Gaze around the plush dining room at this exquisite, family-owned hotel as bow-tied waiters glide serenely by, and only the branch-like Swarovski chandeliers remind you we left the Edwardian era a long time ago. Carpets and drapes are thick, colours muted, mobile phones most unwelcome. A recent refurbishment by Viscount Linley’s design company gently updated the decor while preserving the refinement and understated luxury of the 103-year-old restaurant.
Food is anything but stuffy, with sophisticated interpretations of British classics to the fore. Much is made of the only-the-best ingredient sourcing policy, and the quality is clear. A light hand in the kitchen is evident in the likes of a flavour-packed ham knuckle terrine with a zingy cider apple foam, or a generous slice of poached Wester Ross salmon surrounded by painstakingly sliced slivers of crunchy spring vegetables.
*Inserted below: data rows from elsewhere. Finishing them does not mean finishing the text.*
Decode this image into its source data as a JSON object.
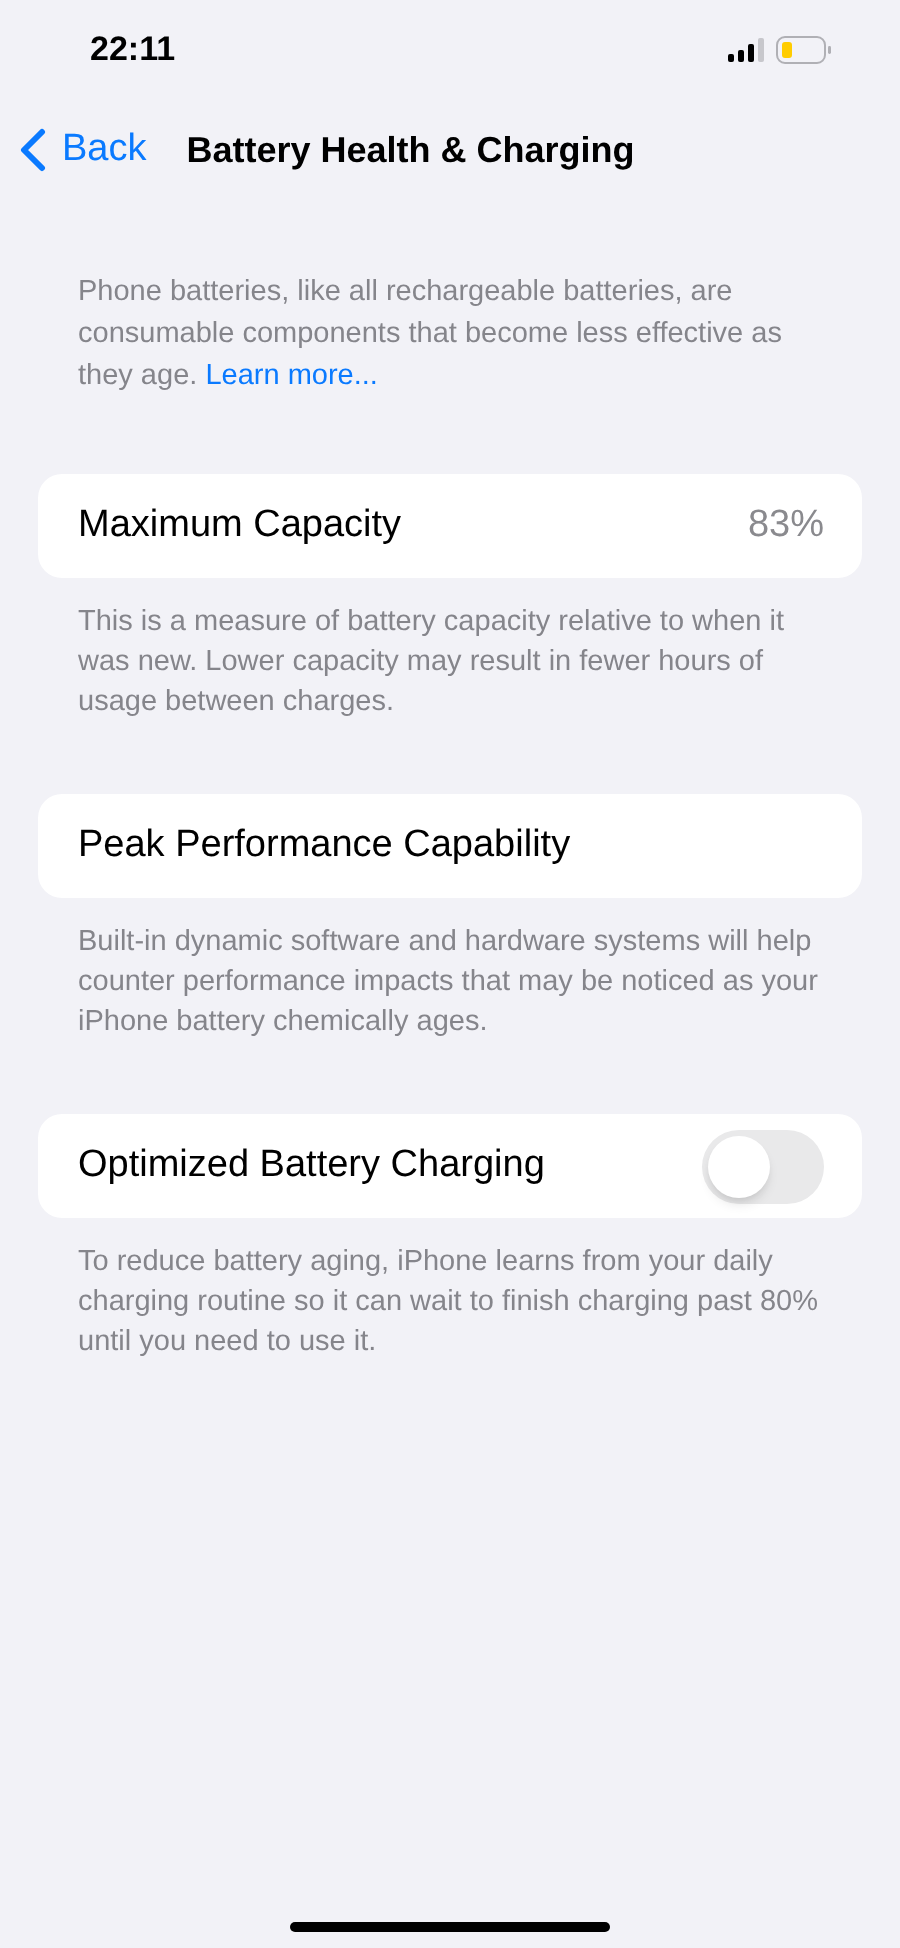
{
  "status_bar": {
    "time": "22:11"
  },
  "nav": {
    "back": "Back",
    "title": "Battery Health & Charging"
  },
  "intro": {
    "text": "Phone batteries, like all rechargeable batteries, are consumable components that become less effective as they age.",
    "link": "Learn more..."
  },
  "sections": [
    {
      "kind": "value",
      "label": "Maximum Capacity",
      "value": "83%",
      "note": "This is a measure of battery capacity relative to when it was new. Lower capacity may result in fewer hours of usage between charges."
    },
    {
      "kind": "plain",
      "label": "Peak Performance Capability",
      "note": "Built-in dynamic software and hardware systems will help counter performance impacts that may be noticed as your iPhone battery chemically ages."
    },
    {
      "kind": "toggle",
      "label": "Optimized Battery Charging",
      "on": false,
      "note": "To reduce battery aging, iPhone learns from your daily charging routine so it can wait to finish charging past 80% until you need to use it."
    }
  ]
}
Those were both from the pre-theatre menu, which though not exactly cheap at £33 for two courses, is more affordable than the £49.50 for three on the à la carte. Puddings and cheeses are served from a trolley, as is beef wellington, in a wonderfully traditional manner. An indulgent experience: old-world English glamour with a modern touch.